[Exercise details] Would you please print the data a second time, exactly as it stands?

[Extracted records]
--------------------

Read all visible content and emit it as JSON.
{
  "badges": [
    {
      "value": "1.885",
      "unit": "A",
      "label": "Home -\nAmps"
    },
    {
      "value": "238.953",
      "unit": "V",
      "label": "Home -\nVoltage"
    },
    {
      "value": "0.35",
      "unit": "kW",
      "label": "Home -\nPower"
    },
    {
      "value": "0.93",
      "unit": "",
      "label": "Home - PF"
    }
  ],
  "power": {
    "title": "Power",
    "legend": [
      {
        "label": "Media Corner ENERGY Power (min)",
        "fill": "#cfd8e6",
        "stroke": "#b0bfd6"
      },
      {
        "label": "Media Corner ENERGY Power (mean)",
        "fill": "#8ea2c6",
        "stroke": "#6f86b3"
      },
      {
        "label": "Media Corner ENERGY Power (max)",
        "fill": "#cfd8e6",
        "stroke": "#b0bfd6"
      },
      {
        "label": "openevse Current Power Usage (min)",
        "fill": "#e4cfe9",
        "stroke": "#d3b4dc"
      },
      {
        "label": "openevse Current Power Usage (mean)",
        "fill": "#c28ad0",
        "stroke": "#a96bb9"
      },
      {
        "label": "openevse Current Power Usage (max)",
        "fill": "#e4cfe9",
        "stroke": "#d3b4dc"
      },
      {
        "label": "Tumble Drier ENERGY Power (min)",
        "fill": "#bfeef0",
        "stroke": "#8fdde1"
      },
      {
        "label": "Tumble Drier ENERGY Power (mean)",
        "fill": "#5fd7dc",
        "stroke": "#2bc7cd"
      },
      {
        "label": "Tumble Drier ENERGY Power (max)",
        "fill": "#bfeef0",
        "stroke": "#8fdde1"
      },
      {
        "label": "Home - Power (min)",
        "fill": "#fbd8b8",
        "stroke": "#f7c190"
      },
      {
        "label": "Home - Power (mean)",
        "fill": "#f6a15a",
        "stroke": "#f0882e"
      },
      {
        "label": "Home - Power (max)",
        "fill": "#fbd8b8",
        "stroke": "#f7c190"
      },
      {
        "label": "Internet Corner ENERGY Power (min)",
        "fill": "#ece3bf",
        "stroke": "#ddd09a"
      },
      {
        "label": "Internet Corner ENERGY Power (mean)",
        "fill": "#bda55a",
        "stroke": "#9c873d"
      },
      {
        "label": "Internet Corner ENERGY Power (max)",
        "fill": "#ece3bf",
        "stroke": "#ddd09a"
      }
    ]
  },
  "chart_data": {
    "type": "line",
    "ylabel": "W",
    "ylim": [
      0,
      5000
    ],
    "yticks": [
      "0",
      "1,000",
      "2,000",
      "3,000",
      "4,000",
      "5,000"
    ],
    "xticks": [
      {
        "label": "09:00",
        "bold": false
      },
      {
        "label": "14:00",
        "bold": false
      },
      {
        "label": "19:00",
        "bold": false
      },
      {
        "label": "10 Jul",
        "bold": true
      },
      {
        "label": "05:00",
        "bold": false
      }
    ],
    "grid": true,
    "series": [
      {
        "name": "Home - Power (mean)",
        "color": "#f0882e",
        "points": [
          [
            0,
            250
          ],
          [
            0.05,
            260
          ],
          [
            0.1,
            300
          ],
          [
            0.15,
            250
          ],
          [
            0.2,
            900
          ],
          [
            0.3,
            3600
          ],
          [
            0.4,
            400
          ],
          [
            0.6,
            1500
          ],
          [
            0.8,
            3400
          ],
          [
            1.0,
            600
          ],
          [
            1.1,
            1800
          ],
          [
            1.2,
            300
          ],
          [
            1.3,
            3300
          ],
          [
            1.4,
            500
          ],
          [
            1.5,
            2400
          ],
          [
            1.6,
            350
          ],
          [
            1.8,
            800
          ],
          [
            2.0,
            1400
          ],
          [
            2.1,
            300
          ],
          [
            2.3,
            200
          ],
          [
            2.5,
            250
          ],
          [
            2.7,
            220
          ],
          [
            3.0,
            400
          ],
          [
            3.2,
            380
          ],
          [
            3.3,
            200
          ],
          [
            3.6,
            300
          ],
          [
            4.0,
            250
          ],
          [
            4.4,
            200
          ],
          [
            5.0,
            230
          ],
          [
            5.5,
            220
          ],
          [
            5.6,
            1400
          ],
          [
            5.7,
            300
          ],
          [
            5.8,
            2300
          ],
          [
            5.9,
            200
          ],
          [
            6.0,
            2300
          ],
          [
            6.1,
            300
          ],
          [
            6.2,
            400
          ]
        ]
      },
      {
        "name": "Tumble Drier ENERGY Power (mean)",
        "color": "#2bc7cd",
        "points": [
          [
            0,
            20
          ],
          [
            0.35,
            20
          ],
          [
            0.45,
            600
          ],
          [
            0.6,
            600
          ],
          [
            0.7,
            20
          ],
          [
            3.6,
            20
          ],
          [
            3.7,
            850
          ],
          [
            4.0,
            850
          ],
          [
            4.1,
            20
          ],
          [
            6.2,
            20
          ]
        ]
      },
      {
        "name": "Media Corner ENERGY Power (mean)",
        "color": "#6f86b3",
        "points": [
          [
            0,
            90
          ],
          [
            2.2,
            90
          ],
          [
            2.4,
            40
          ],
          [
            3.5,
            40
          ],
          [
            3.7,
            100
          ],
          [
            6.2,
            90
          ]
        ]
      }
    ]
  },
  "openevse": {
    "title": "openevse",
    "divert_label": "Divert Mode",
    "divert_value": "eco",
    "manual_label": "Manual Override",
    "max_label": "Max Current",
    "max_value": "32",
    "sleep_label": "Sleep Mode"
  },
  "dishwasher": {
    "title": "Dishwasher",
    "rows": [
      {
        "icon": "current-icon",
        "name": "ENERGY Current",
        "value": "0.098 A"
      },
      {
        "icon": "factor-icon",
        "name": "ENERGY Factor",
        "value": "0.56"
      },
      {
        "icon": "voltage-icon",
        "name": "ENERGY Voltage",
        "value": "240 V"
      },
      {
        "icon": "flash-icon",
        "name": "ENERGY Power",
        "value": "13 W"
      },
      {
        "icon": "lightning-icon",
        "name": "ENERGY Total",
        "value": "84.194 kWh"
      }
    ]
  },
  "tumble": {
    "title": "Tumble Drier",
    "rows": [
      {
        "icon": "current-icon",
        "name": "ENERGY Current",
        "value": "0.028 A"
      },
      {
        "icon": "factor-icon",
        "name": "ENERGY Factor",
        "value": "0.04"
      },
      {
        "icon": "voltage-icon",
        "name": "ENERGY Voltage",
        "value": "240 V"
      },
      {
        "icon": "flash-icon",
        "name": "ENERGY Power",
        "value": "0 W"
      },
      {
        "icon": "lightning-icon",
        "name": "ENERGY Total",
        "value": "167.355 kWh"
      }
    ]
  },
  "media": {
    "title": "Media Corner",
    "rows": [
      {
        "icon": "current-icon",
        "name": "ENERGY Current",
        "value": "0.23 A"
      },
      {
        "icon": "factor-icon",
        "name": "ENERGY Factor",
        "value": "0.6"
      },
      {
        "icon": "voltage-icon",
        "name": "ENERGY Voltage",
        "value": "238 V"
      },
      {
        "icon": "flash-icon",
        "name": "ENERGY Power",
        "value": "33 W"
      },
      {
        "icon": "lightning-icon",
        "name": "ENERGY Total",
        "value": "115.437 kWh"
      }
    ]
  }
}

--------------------

[Response to this task]
Read all visible content and emit it as JSON.
{
  "badges": [
    {
      "value": "1.885",
      "unit": "A",
      "label": "Home -\nAmps"
    },
    {
      "value": "238.953",
      "unit": "V",
      "label": "Home -\nVoltage"
    },
    {
      "value": "0.35",
      "unit": "kW",
      "label": "Home -\nPower"
    },
    {
      "value": "0.93",
      "unit": "",
      "label": "Home - PF"
    }
  ],
  "power": {
    "title": "Power",
    "legend": [
      {
        "label": "Media Corner ENERGY Power (min)",
        "fill": "#cfd8e6",
        "stroke": "#b0bfd6"
      },
      {
        "label": "Media Corner ENERGY Power (mean)",
        "fill": "#8ea2c6",
        "stroke": "#6f86b3"
      },
      {
        "label": "Media Corner ENERGY Power (max)",
        "fill": "#cfd8e6",
        "stroke": "#b0bfd6"
      },
      {
        "label": "openevse Current Power Usage (min)",
        "fill": "#e4cfe9",
        "stroke": "#d3b4dc"
      },
      {
        "label": "openevse Current Power Usage (mean)",
        "fill": "#c28ad0",
        "stroke": "#a96bb9"
      },
      {
        "label": "openevse Current Power Usage (max)",
        "fill": "#e4cfe9",
        "stroke": "#d3b4dc"
      },
      {
        "label": "Tumble Drier ENERGY Power (min)",
        "fill": "#bfeef0",
        "stroke": "#8fdde1"
      },
      {
        "label": "Tumble Drier ENERGY Power (mean)",
        "fill": "#5fd7dc",
        "stroke": "#2bc7cd"
      },
      {
        "label": "Tumble Drier ENERGY Power (max)",
        "fill": "#bfeef0",
        "stroke": "#8fdde1"
      },
      {
        "label": "Home - Power (min)",
        "fill": "#fbd8b8",
        "stroke": "#f7c190"
      },
      {
        "label": "Home - Power (mean)",
        "fill": "#f6a15a",
        "stroke": "#f0882e"
      },
      {
        "label": "Home - Power (max)",
        "fill": "#fbd8b8",
        "stroke": "#f7c190"
      },
      {
        "label": "Internet Corner ENERGY Power (min)",
        "fill": "#ece3bf",
        "stroke": "#ddd09a"
      },
      {
        "label": "Internet Corner ENERGY Power (mean)",
        "fill": "#bda55a",
        "stroke": "#9c873d"
      },
      {
        "label": "Internet Corner ENERGY Power (max)",
        "fill": "#ece3bf",
        "stroke": "#ddd09a"
      }
    ]
  },
  "chart_data": {
    "type": "line",
    "ylabel": "W",
    "ylim": [
      0,
      5000
    ],
    "yticks": [
      "0",
      "1,000",
      "2,000",
      "3,000",
      "4,000",
      "5,000"
    ],
    "xticks": [
      {
        "label": "09:00",
        "bold": false
      },
      {
        "label": "14:00",
        "bold": false
      },
      {
        "label": "19:00",
        "bold": false
      },
      {
        "label": "10 Jul",
        "bold": true
      },
      {
        "label": "05:00",
        "bold": false
      }
    ],
    "grid": true,
    "series": [
      {
        "name": "Home - Power (mean)",
        "color": "#f0882e",
        "points": [
          [
            0,
            250
          ],
          [
            0.05,
            260
          ],
          [
            0.1,
            300
          ],
          [
            0.15,
            250
          ],
          [
            0.2,
            900
          ],
          [
            0.3,
            3600
          ],
          [
            0.4,
            400
          ],
          [
            0.6,
            1500
          ],
          [
            0.8,
            3400
          ],
          [
            1.0,
            600
          ],
          [
            1.1,
            1800
          ],
          [
            1.2,
            300
          ],
          [
            1.3,
            3300
          ],
          [
            1.4,
            500
          ],
          [
            1.5,
            2400
          ],
          [
            1.6,
            350
          ],
          [
            1.8,
            800
          ],
          [
            2.0,
            1400
          ],
          [
            2.1,
            300
          ],
          [
            2.3,
            200
          ],
          [
            2.5,
            250
          ],
          [
            2.7,
            220
          ],
          [
            3.0,
            400
          ],
          [
            3.2,
            380
          ],
          [
            3.3,
            200
          ],
          [
            3.6,
            300
          ],
          [
            4.0,
            250
          ],
          [
            4.4,
            200
          ],
          [
            5.0,
            230
          ],
          [
            5.5,
            220
          ],
          [
            5.6,
            1400
          ],
          [
            5.7,
            300
          ],
          [
            5.8,
            2300
          ],
          [
            5.9,
            200
          ],
          [
            6.0,
            2300
          ],
          [
            6.1,
            300
          ],
          [
            6.2,
            400
          ]
        ]
      },
      {
        "name": "Tumble Drier ENERGY Power (mean)",
        "color": "#2bc7cd",
        "points": [
          [
            0,
            20
          ],
          [
            0.35,
            20
          ],
          [
            0.45,
            600
          ],
          [
            0.6,
            600
          ],
          [
            0.7,
            20
          ],
          [
            3.6,
            20
          ],
          [
            3.7,
            850
          ],
          [
            4.0,
            850
          ],
          [
            4.1,
            20
          ],
          [
            6.2,
            20
          ]
        ]
      },
      {
        "name": "Media Corner ENERGY Power (mean)",
        "color": "#6f86b3",
        "points": [
          [
            0,
            90
          ],
          [
            2.2,
            90
          ],
          [
            2.4,
            40
          ],
          [
            3.5,
            40
          ],
          [
            3.7,
            100
          ],
          [
            6.2,
            90
          ]
        ]
      }
    ]
  },
  "openevse": {
    "title": "openevse",
    "divert_label": "Divert Mode",
    "divert_value": "eco",
    "manual_label": "Manual Override",
    "max_label": "Max Current",
    "max_value": "32",
    "sleep_label": "Sleep Mode"
  },
  "dishwasher": {
    "title": "Dishwasher",
    "rows": [
      {
        "icon": "current-icon",
        "name": "ENERGY Current",
        "value": "0.098 A"
      },
      {
        "icon": "factor-icon",
        "name": "ENERGY Factor",
        "value": "0.56"
      },
      {
        "icon": "voltage-icon",
        "name": "ENERGY Voltage",
        "value": "240 V"
      },
      {
        "icon": "flash-icon",
        "name": "ENERGY Power",
        "value": "13 W"
      },
      {
        "icon": "lightning-icon",
        "name": "ENERGY Total",
        "value": "84.194 kWh"
      }
    ]
  },
  "tumble": {
    "title": "Tumble Drier",
    "rows": [
      {
        "icon": "current-icon",
        "name": "ENERGY Current",
        "value": "0.028 A"
      },
      {
        "icon": "factor-icon",
        "name": "ENERGY Factor",
        "value": "0.04"
      },
      {
        "icon": "voltage-icon",
        "name": "ENERGY Voltage",
        "value": "240 V"
      },
      {
        "icon": "flash-icon",
        "name": "ENERGY Power",
        "value": "0 W"
      },
      {
        "icon": "lightning-icon",
        "name": "ENERGY Total",
        "value": "167.355 kWh"
      }
    ]
  },
  "media": {
    "title": "Media Corner",
    "rows": [
      {
        "icon": "current-icon",
        "name": "ENERGY Current",
        "value": "0.23 A"
      },
      {
        "icon": "factor-icon",
        "name": "ENERGY Factor",
        "value": "0.6"
      },
      {
        "icon": "voltage-icon",
        "name": "ENERGY Voltage",
        "value": "238 V"
      },
      {
        "icon": "flash-icon",
        "name": "ENERGY Power",
        "value": "33 W"
      },
      {
        "icon": "lightning-icon",
        "name": "ENERGY Total",
        "value": "115.437 kWh"
      }
    ]
  }
}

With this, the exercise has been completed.